wastewater treatment facilities and pour directly into the river.
Manchester already has begun taking bids on work on its $58 million sewage
renovation project, and Nashua estimates it will spend well over $100 million.
The Massachusetts cities still are in the design phase.
Though both states have low- or no-interest loan programs to help the cities
with the costs, there isn't likely to be any federal money to help them. That
means the cities' 450,000 sewage system customers will pay the price.
"If we add up the money that these communities could be spending on
so-called quality improvement over the next 10 to 20 years, it could be $700
million to $1 billion," said George Crombie, public works director in
Nashua. "Everybody is asking the same question: If that much money is going

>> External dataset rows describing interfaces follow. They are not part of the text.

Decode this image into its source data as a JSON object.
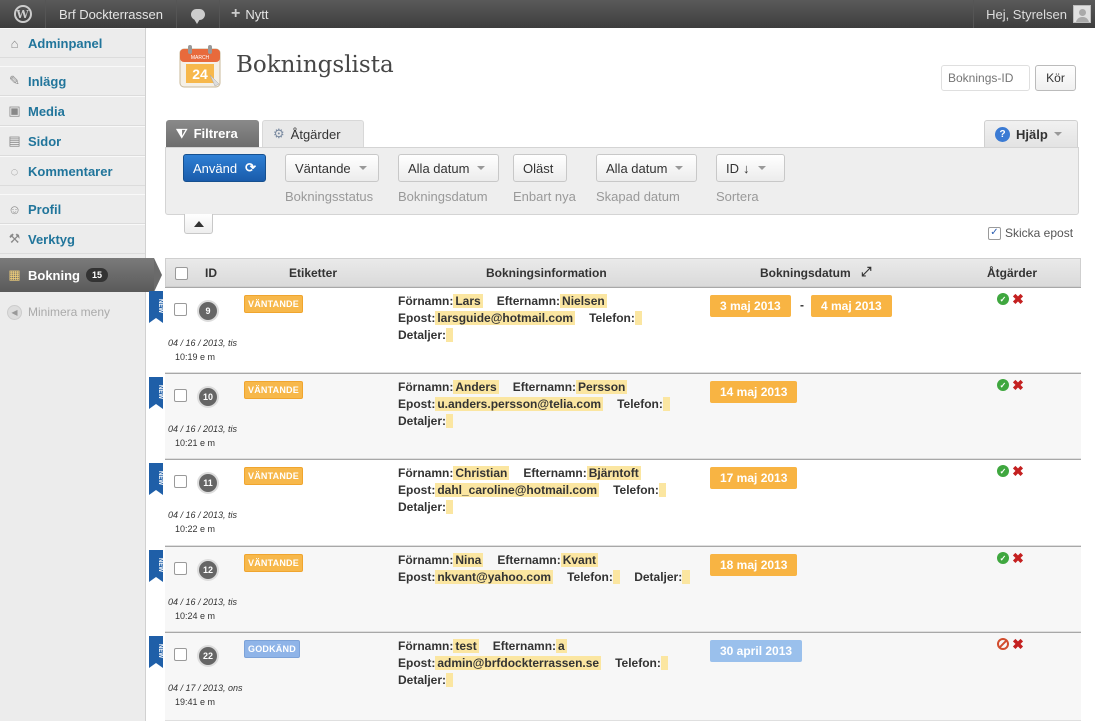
{
  "adminbar": {
    "site_name": "Brf Dockterrassen",
    "new_label": "Nytt",
    "greeting": "Hej, Styrelsen"
  },
  "sidebar": {
    "items": [
      {
        "label": "Adminpanel",
        "icon": "home-icon"
      },
      {
        "label": "Inlägg",
        "icon": "pin-icon"
      },
      {
        "label": "Media",
        "icon": "media-icon"
      },
      {
        "label": "Sidor",
        "icon": "pages-icon"
      },
      {
        "label": "Kommentarer",
        "icon": "comments-icon"
      },
      {
        "label": "Profil",
        "icon": "users-icon"
      },
      {
        "label": "Verktyg",
        "icon": "tools-icon"
      },
      {
        "label": "Bokning",
        "icon": "calendar-icon",
        "badge": "15"
      }
    ],
    "collapse_label": "Minimera meny"
  },
  "header": {
    "title": "Bokningslista",
    "calendar_month": "MARCH",
    "calendar_day": "24",
    "id_placeholder": "Boknings-ID",
    "go_label": "Kör"
  },
  "tabs": {
    "filter": "Filtrera",
    "actions": "Åtgärder",
    "help": "Hjälp"
  },
  "filters": {
    "apply": "Använd",
    "status": {
      "value": "Väntande",
      "label": "Bokningsstatus"
    },
    "booking_date": {
      "value": "Alla datum",
      "label": "Bokningsdatum"
    },
    "unread": {
      "value": "Oläst",
      "label": "Enbart nya"
    },
    "created_date": {
      "value": "Alla datum",
      "label": "Skapad datum"
    },
    "sort": {
      "value": "ID",
      "label": "Sortera"
    }
  },
  "send_email_label": "Skicka epost",
  "columns": {
    "id": "ID",
    "tags": "Etiketter",
    "info": "Bokningsinformation",
    "date": "Bokningsdatum",
    "actions": "Åtgärder"
  },
  "labels": {
    "first": "Förnamn:",
    "last": "Efternamn:",
    "email": "Epost:",
    "phone": "Telefon:",
    "details": "Detaljer:",
    "new_ribbon": "NEW",
    "dash": "-"
  },
  "rows": [
    {
      "id": "9",
      "tag": "VÄNTANDE",
      "created_date": "04 / 16 / 2013, tis",
      "created_time": "10:19 e m",
      "first": "Lars",
      "last": "Nielsen",
      "email": "larsguide@hotmail.com",
      "phone": "",
      "details": "",
      "date_from": "3 maj 2013",
      "date_to": "4 maj 2013"
    },
    {
      "id": "10",
      "tag": "VÄNTANDE",
      "created_date": "04 / 16 / 2013, tis",
      "created_time": "10:21 e m",
      "first": "Anders",
      "last": "Persson",
      "email": "u.anders.persson@telia.com",
      "phone": "",
      "details": "",
      "date_from": "14 maj 2013"
    },
    {
      "id": "11",
      "tag": "VÄNTANDE",
      "created_date": "04 / 16 / 2013, tis",
      "created_time": "10:22 e m",
      "first": "Christian",
      "last": "Bjärntoft",
      "email": "dahl_caroline@hotmail.com",
      "phone": "",
      "details": "",
      "date_from": "17 maj 2013"
    },
    {
      "id": "12",
      "tag": "VÄNTANDE",
      "created_date": "04 / 16 / 2013, tis",
      "created_time": "10:24 e m",
      "first": "Nina",
      "last": "Kvant",
      "email": "nkvant@yahoo.com",
      "phone": "",
      "details": "",
      "date_from": "18 maj 2013"
    },
    {
      "id": "22",
      "tag": "GODKÄND",
      "created_date": "04 / 17 / 2013, ons",
      "created_time": "19:41 e m",
      "first": "test",
      "last": "a",
      "email": "admin@brfdockterrassen.se",
      "phone": "",
      "details": "",
      "date_from": "30 april 2013"
    }
  ]
}
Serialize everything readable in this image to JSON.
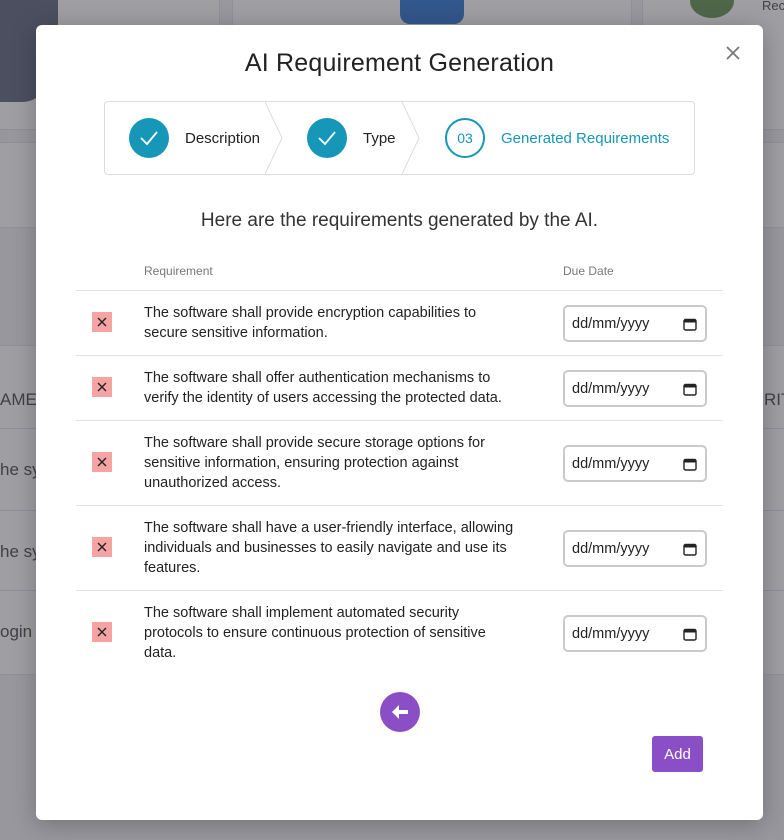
{
  "background": {
    "left_col_header": "AME",
    "right_col_header": "RIT",
    "row_1": "he sy",
    "row_2": "he sy",
    "row_3": "ogin p",
    "top_right_label": "Rec"
  },
  "modal": {
    "title": "AI Requirement Generation",
    "close_icon": "close-icon",
    "stepper": {
      "steps": [
        {
          "label": "Description",
          "state": "done"
        },
        {
          "label": "Type",
          "state": "done"
        },
        {
          "label": "Generated Requirements",
          "state": "current",
          "number": "03"
        }
      ]
    },
    "subtitle": "Here are the requirements generated by the AI.",
    "table": {
      "headers": {
        "requirement": "Requirement",
        "due_date": "Due Date"
      },
      "rows": [
        {
          "text": "The software shall provide encryption capabilities to secure sensitive information.",
          "date_placeholder": "dd/mm/yyyy"
        },
        {
          "text": "The software shall offer authentication mechanisms to verify the identity of users accessing the protected data.",
          "date_placeholder": "dd/mm/yyyy"
        },
        {
          "text": "The software shall provide secure storage options for sensitive information, ensuring protection against unauthorized access.",
          "date_placeholder": "dd/mm/yyyy"
        },
        {
          "text": "The software shall have a user-friendly interface, allowing individuals and businesses to easily navigate and use its features.",
          "date_placeholder": "dd/mm/yyyy"
        },
        {
          "text": "The software shall implement automated security protocols to ensure continuous protection of sensitive data.",
          "date_placeholder": "dd/mm/yyyy"
        }
      ]
    },
    "back_icon": "arrow-left-icon",
    "add_label": "Add"
  },
  "colors": {
    "accent_teal": "#1697b7",
    "accent_purple": "#8a4fc6",
    "delete_bg": "#f5a3a3"
  }
}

to be spent, let's get a scientific basis for those expenditures."
Ralph Goodno, president of the nonprofit Merrimack River Watershed Council,
said the study would be precedent setting because of its approach to the problem
of river pollution.
"The study starts from the (combined sewer overflow) part of it, which
is a specific course, and says, 'Now we've got to look at the larger universe of
pollution sources in the watershed and create tools to anticipate future source
as well so we will know how best to spend out money,'" he said.
SOURCE: The Associated Press
Acid Rain Still Damaging Adirondack Waters
WASHINGTON, D.C. -- The Clean Air Act, amended in 1990 to help combat
pollution leading to acid rain, has failed to protect the waters of New York's
Adirondack Mountains, the federal General Accounting Office (GAO) reported.
The law was supposed to reduce sulfur and nitrogen pollution from exhaust
from cars and coal fired power plants. Sulfur levels have been significantly
reduced in high mountain lakes and streams, the report reveals, but nitrogen
levels have risen in almost half of these water bodies. Because nitrogen turns
into nitric acid in water, the acidity of Adirondack waters has continued to
rise. Acidic waters can kill aquatic animals like fish, frogs and salamanders.
"Increases in these lakes' acidity raise questions about their prospects
for recovering under the current program," the report said.
The GAO report collects and summarizes many recent scientific findings. The
report says levels of nitrogen deposition in the Adirondacks were relatively
stable over the past decade. However, since 1990, nitrogen levels rose in 48
percent of the 52 lakes tested by the nonprofit Adirondack Lakes Survey
Corporation. Nitrogen levels fell in about 25 percent of these lakes. Sulfur
levels fell in 92 percent of the lakes tested. The GAO says older forests such
as those in the Adirondacks do not absorb as much nitrogen as younger forests.
So, more of the nitrogen deposited in soil ends up in nearby waterways.
Adirondack soils are no longer good absorbers of nitrogen, having become
saturated by years of acid rain, the report notes, so much of the nitrogen
blowing in from pollution sources ends up in the water.
"Lakes in the Adirondack Mountains are taking longer to recover than
lakes located elsewhere and are likely to recover less or not recover, without
further reductions of acid deposition," the report concludes.
SOURCE: Environment News Service